[Element data from apps and pages]
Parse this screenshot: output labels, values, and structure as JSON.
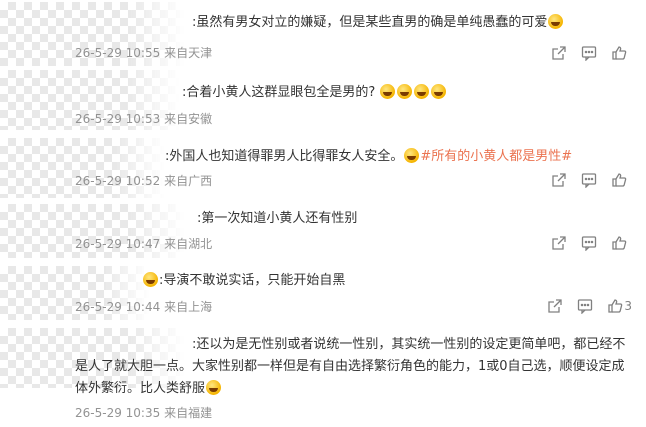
{
  "comments": [
    {
      "text": ":虽然有男女对立的嫌疑，但是某些直男的确是单纯愚蠢的可爱",
      "time": "26-5-29 10:55",
      "location": "来自天津",
      "likes": ""
    },
    {
      "text": ":合着小黄人这群显眼包全是男的?",
      "time": "26-5-29 10:53",
      "location": "来自安徽",
      "likes": ""
    },
    {
      "text": ":外国人也知道得罪男人比得罪女人安全。",
      "topic": "#所有的小黄人都是男性#",
      "time": "26-5-29 10:52",
      "location": "来自广西",
      "likes": ""
    },
    {
      "text": ":第一次知道小黄人还有性别",
      "time": "26-5-29 10:47",
      "location": "来自湖北",
      "likes": ""
    },
    {
      "text": ":导演不敢说实话，只能开始自黑",
      "time": "26-5-29 10:44",
      "location": "来自上海",
      "likes": "3"
    },
    {
      "text": ":还以为是无性别或者说统一性别，其实统一性别的设定更简单吧，都已经不是人了就大胆一点。大家性别都一样但是有自由选择繁衍角色的能力，1或0自己选，顺便设定成体外繁衍。比人类舒服",
      "time": "26-5-29 10:35",
      "location": "来自福建",
      "likes": ""
    }
  ],
  "icons": {
    "share": "share-icon",
    "comment": "comment-icon",
    "like": "like-icon"
  },
  "colors": {
    "topic": "#eb7350",
    "meta": "#939393",
    "icon": "#808080"
  }
}
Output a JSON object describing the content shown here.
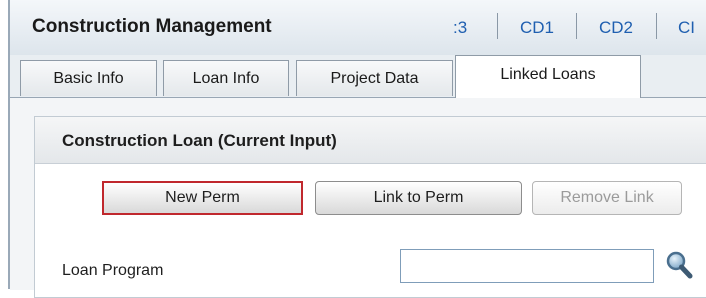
{
  "header": {
    "title": "Construction Management",
    "tabs": [
      ":3",
      "CD1",
      "CD2",
      "CI"
    ]
  },
  "subtabs": [
    "Basic Info",
    "Loan Info",
    "Project Data",
    "Linked Loans"
  ],
  "active_subtab": "Linked Loans",
  "panel": {
    "title": "Construction Loan (Current Input)",
    "buttons": {
      "new_perm": "New Perm",
      "link_to_perm": "Link to Perm",
      "remove_link": "Remove Link"
    },
    "loan_program": {
      "label": "Loan Program",
      "value": "",
      "lookup_icon": "magnifier-icon"
    }
  },
  "colors": {
    "link_blue": "#1f5fb0",
    "highlight_red": "#c0282d"
  }
}
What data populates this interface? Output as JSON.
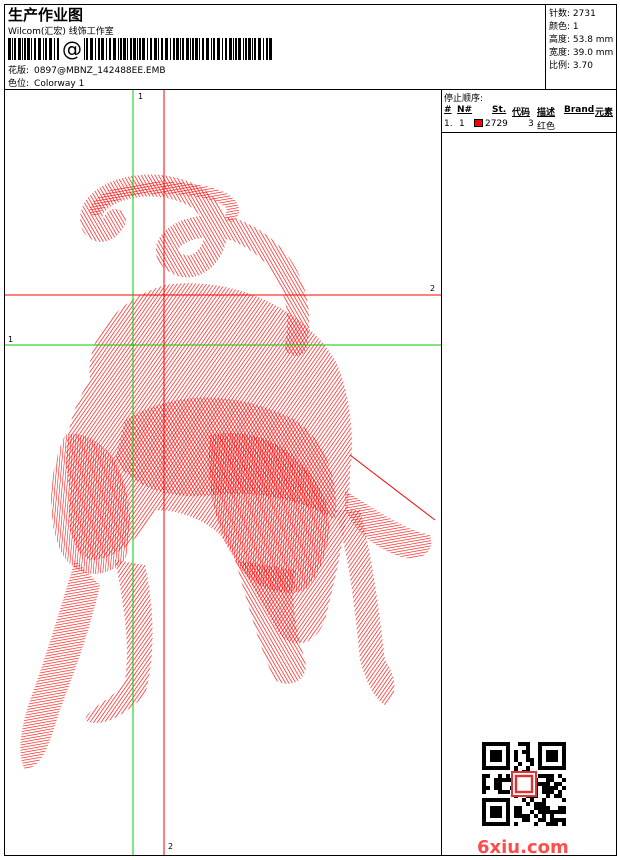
{
  "header": {
    "title": "生产作业图",
    "software": "Wilcom(汇宏) 线饰工作室",
    "barcode_symbol": "@",
    "design_label": "花版:",
    "design_value": "0897@MBNZ_142488EE.EMB",
    "colorway_label": "色位:",
    "colorway_value": "Colorway 1"
  },
  "stats": {
    "stitches": "针数: 2731",
    "colors": "颜色: 1",
    "height": "高度: 53.8 mm",
    "width": "宽度: 39.0 mm",
    "ratio": "比例: 3.70"
  },
  "stop_sequence": {
    "title": "停止顺序:",
    "headers": [
      "#",
      "N#",
      "St.",
      "代码",
      "描述",
      "Brand",
      "元素"
    ],
    "rows": [
      {
        "index": "1.",
        "n": "1",
        "stitches": "2729",
        "code": "3",
        "description": "红色",
        "color": "#ff0000"
      }
    ]
  },
  "guides": {
    "label_top_left": "1",
    "label_left": "1",
    "label_right": "2",
    "label_bottom": "2",
    "green_color": "#00cc00",
    "red_color": "#ff0000"
  },
  "design_preview": {
    "name": "red-bull-embroidery",
    "thread_color": "#ff0000"
  },
  "watermark": {
    "text": "6xiu.com"
  }
}
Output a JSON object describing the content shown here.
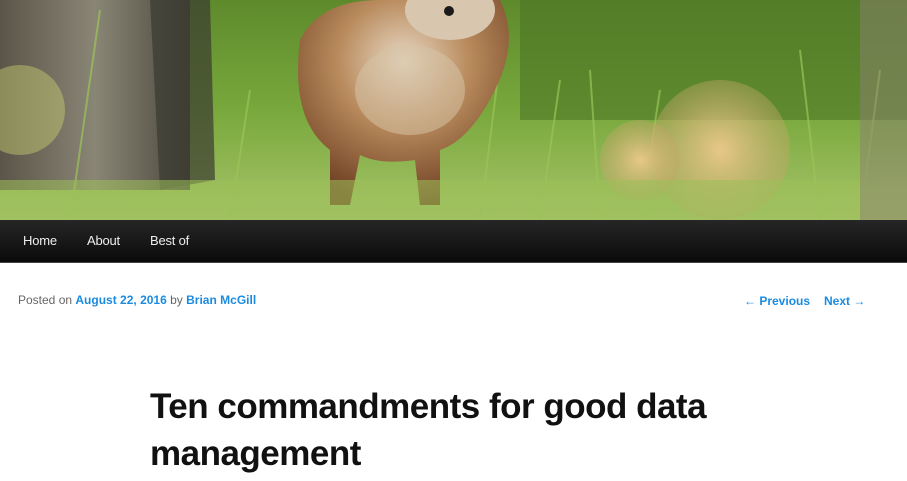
{
  "header": {
    "image_description_icon": "fox-in-grass-banner"
  },
  "nav": {
    "items": [
      {
        "label": "Home"
      },
      {
        "label": "About"
      },
      {
        "label": "Best of"
      }
    ]
  },
  "post": {
    "posted_on_label": "Posted on",
    "date": "August 22, 2016",
    "by_label": "by",
    "author": "Brian McGill",
    "title": "Ten commandments for good data management"
  },
  "post_nav": {
    "previous": "← Previous",
    "next": "Next →"
  },
  "colors": {
    "link": "#1b8be0",
    "nav_bg": "#111111",
    "title": "#111111"
  }
}
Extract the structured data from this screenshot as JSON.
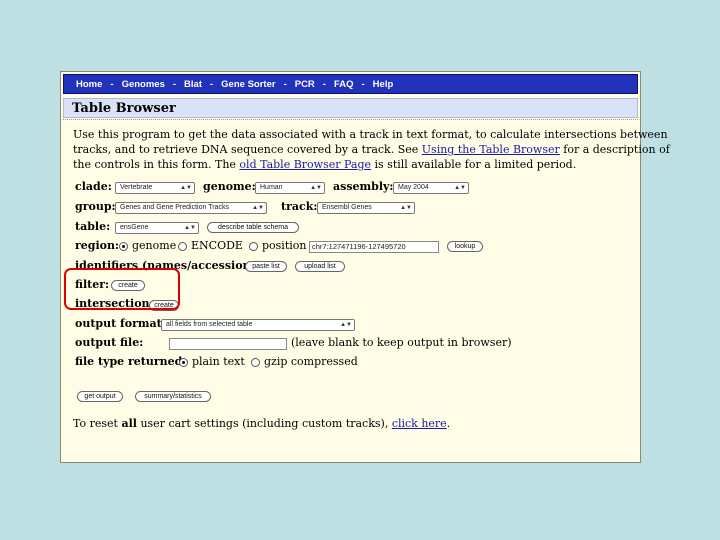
{
  "nav": {
    "items": [
      "Home",
      "Genomes",
      "Blat",
      "Gene Sorter",
      "PCR",
      "FAQ",
      "Help"
    ],
    "separator": "-"
  },
  "title": "Table Browser",
  "intro": {
    "line1": "Use this program to get the data associated with a track in text format, to calculate intersections between",
    "line2_pre": "tracks, and to retrieve DNA sequence covered by a track. See ",
    "line2_link": "Using the Table Browser",
    "line2_post": " for a description of",
    "line3_pre": "the controls in this form. The ",
    "line3_link": "old Table Browser Page",
    "line3_post": " is still available for a limited period."
  },
  "form": {
    "clade_label": "clade:",
    "clade_value": "Vertebrate",
    "genome_label": "genome:",
    "genome_value": "Human",
    "assembly_label": "assembly:",
    "assembly_value": "May 2004",
    "group_label": "group:",
    "group_value": "Genes and Gene Prediction Tracks",
    "track_label": "track:",
    "track_value": "Ensembl Genes",
    "table_label": "table:",
    "table_value": "ensGene",
    "describe_button": "describe table schema",
    "region_label": "region:",
    "region_genome": "genome",
    "region_encode": "ENCODE",
    "region_position": "position",
    "position_value": "chr7:127471196-127495720",
    "lookup_button": "lookup",
    "identifiers_label": "identifiers (names/accessions):",
    "paste_button": "paste list",
    "upload_button": "upload list",
    "filter_label": "filter:",
    "filter_button": "create",
    "intersection_label": "intersection:",
    "intersection_button": "create",
    "output_format_label": "output format:",
    "output_format_value": "all fields from selected table",
    "output_file_label": "output file:",
    "output_file_value": "",
    "output_file_hint": "(leave blank to keep output in browser)",
    "file_type_label": "file type returned:",
    "file_type_plain": "plain text",
    "file_type_gzip": "gzip compressed",
    "get_output_button": "get output",
    "summary_button": "summary/statistics"
  },
  "reset": {
    "pre": "To reset ",
    "bold": "all",
    "mid": " user cart settings (including custom tracks), ",
    "link": "click here",
    "post": "."
  },
  "colors": {
    "nav_bg": "#2233bb",
    "highlight": "#dd0000",
    "page_bg": "#bfe0e3",
    "panel_bg": "#fffde6"
  }
}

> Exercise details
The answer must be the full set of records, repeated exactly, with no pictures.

> Response area
Parse this screenshot: output labels, values, and structure as JSON.
{
  "comments": [
    {
      "text": ":虽然有男女对立的嫌疑，但是某些直男的确是单纯愚蠢的可爱",
      "time": "26-5-29 10:55",
      "location": "来自天津",
      "likes": ""
    },
    {
      "text": ":合着小黄人这群显眼包全是男的?",
      "time": "26-5-29 10:53",
      "location": "来自安徽",
      "likes": ""
    },
    {
      "text": ":外国人也知道得罪男人比得罪女人安全。",
      "topic": "#所有的小黄人都是男性#",
      "time": "26-5-29 10:52",
      "location": "来自广西",
      "likes": ""
    },
    {
      "text": ":第一次知道小黄人还有性别",
      "time": "26-5-29 10:47",
      "location": "来自湖北",
      "likes": ""
    },
    {
      "text": ":导演不敢说实话，只能开始自黑",
      "time": "26-5-29 10:44",
      "location": "来自上海",
      "likes": "3"
    },
    {
      "text": ":还以为是无性别或者说统一性别，其实统一性别的设定更简单吧，都已经不是人了就大胆一点。大家性别都一样但是有自由选择繁衍角色的能力，1或0自己选，顺便设定成体外繁衍。比人类舒服",
      "time": "26-5-29 10:35",
      "location": "来自福建",
      "likes": ""
    }
  ],
  "icons": {
    "share": "share-icon",
    "comment": "comment-icon",
    "like": "like-icon"
  },
  "colors": {
    "topic": "#eb7350",
    "meta": "#939393",
    "icon": "#808080"
  }
}
Output a JSON object describing the content shown here.
{
  "header": {
    "title": "Construction Management",
    "tabs": [
      ":3",
      "CD1",
      "CD2",
      "CI"
    ]
  },
  "subtabs": [
    "Basic Info",
    "Loan Info",
    "Project Data",
    "Linked Loans"
  ],
  "active_subtab": "Linked Loans",
  "panel": {
    "title": "Construction Loan (Current Input)",
    "buttons": {
      "new_perm": "New Perm",
      "link_to_perm": "Link to Perm",
      "remove_link": "Remove Link"
    },
    "loan_program": {
      "label": "Loan Program",
      "value": "",
      "lookup_icon": "magnifier-icon"
    }
  },
  "colors": {
    "link_blue": "#1f5fb0",
    "highlight_red": "#c0282d"
  }
}
What data populates this interface? Output as JSON.
{
  "header": {
    "title": "生产作业图",
    "software": "Wilcom(汇宏) 线饰工作室",
    "barcode_symbol": "@",
    "design_label": "花版:",
    "design_value": "0897@MBNZ_142488EE.EMB",
    "colorway_label": "色位:",
    "colorway_value": "Colorway 1"
  },
  "stats": {
    "stitches": "针数: 2731",
    "colors": "颜色: 1",
    "height": "高度: 53.8 mm",
    "width": "宽度: 39.0 mm",
    "ratio": "比例: 3.70"
  },
  "stop_sequence": {
    "title": "停止顺序:",
    "headers": [
      "#",
      "N#",
      "St.",
      "代码",
      "描述",
      "Brand",
      "元素"
    ],
    "rows": [
      {
        "index": "1.",
        "n": "1",
        "stitches": "2729",
        "code": "3",
        "description": "红色",
        "color": "#ff0000"
      }
    ]
  },
  "guides": {
    "label_top_left": "1",
    "label_left": "1",
    "label_right": "2",
    "label_bottom": "2",
    "green_color": "#00cc00",
    "red_color": "#ff0000"
  },
  "design_preview": {
    "name": "red-bull-embroidery",
    "thread_color": "#ff0000"
  },
  "watermark": {
    "text": "6xiu.com"
  }
}
Output a JSON object describing the content shown here.
{
  "header": {
    "image_description_icon": "fox-in-grass-banner"
  },
  "nav": {
    "items": [
      {
        "label": "Home"
      },
      {
        "label": "About"
      },
      {
        "label": "Best of"
      }
    ]
  },
  "post": {
    "posted_on_label": "Posted on",
    "date": "August 22, 2016",
    "by_label": "by",
    "author": "Brian McGill",
    "title": "Ten commandments for good data management"
  },
  "post_nav": {
    "previous": "← Previous",
    "next": "Next →"
  },
  "colors": {
    "link": "#1b8be0",
    "nav_bg": "#111111",
    "title": "#111111"
  }
}
Extract the structured data from this screenshot as JSON.
{
  "nav": {
    "items": [
      "Home",
      "Genomes",
      "Blat",
      "Gene Sorter",
      "PCR",
      "FAQ",
      "Help"
    ],
    "separator": "-"
  },
  "title": "Table Browser",
  "intro": {
    "line1": "Use this program to get the data associated with a track in text format, to calculate intersections between",
    "line2_pre": "tracks, and to retrieve DNA sequence covered by a track. See ",
    "line2_link": "Using the Table Browser",
    "line2_post": " for a description of",
    "line3_pre": "the controls in this form. The ",
    "line3_link": "old Table Browser Page",
    "line3_post": " is still available for a limited period."
  },
  "form": {
    "clade_label": "clade:",
    "clade_value": "Vertebrate",
    "genome_label": "genome:",
    "genome_value": "Human",
    "assembly_label": "assembly:",
    "assembly_value": "May 2004",
    "group_label": "group:",
    "group_value": "Genes and Gene Prediction Tracks",
    "track_label": "track:",
    "track_value": "Ensembl Genes",
    "table_label": "table:",
    "table_value": "ensGene",
    "describe_button": "describe table schema",
    "region_label": "region:",
    "region_genome": "genome",
    "region_encode": "ENCODE",
    "region_position": "position",
    "position_value": "chr7:127471196-127495720",
    "lookup_button": "lookup",
    "identifiers_label": "identifiers (names/accessions):",
    "paste_button": "paste list",
    "upload_button": "upload list",
    "filter_label": "filter:",
    "filter_button": "create",
    "intersection_label": "intersection:",
    "intersection_button": "create",
    "output_format_label": "output format:",
    "output_format_value": "all fields from selected table",
    "output_file_label": "output file:",
    "output_file_value": "",
    "output_file_hint": "(leave blank to keep output in browser)",
    "file_type_label": "file type returned:",
    "file_type_plain": "plain text",
    "file_type_gzip": "gzip compressed",
    "get_output_button": "get output",
    "summary_button": "summary/statistics"
  },
  "reset": {
    "pre": "To reset ",
    "bold": "all",
    "mid": " user cart settings (including custom tracks), ",
    "link": "click here",
    "post": "."
  },
  "colors": {
    "nav_bg": "#2233bb",
    "highlight": "#dd0000",
    "page_bg": "#bfe0e3",
    "panel_bg": "#fffde6"
  }
}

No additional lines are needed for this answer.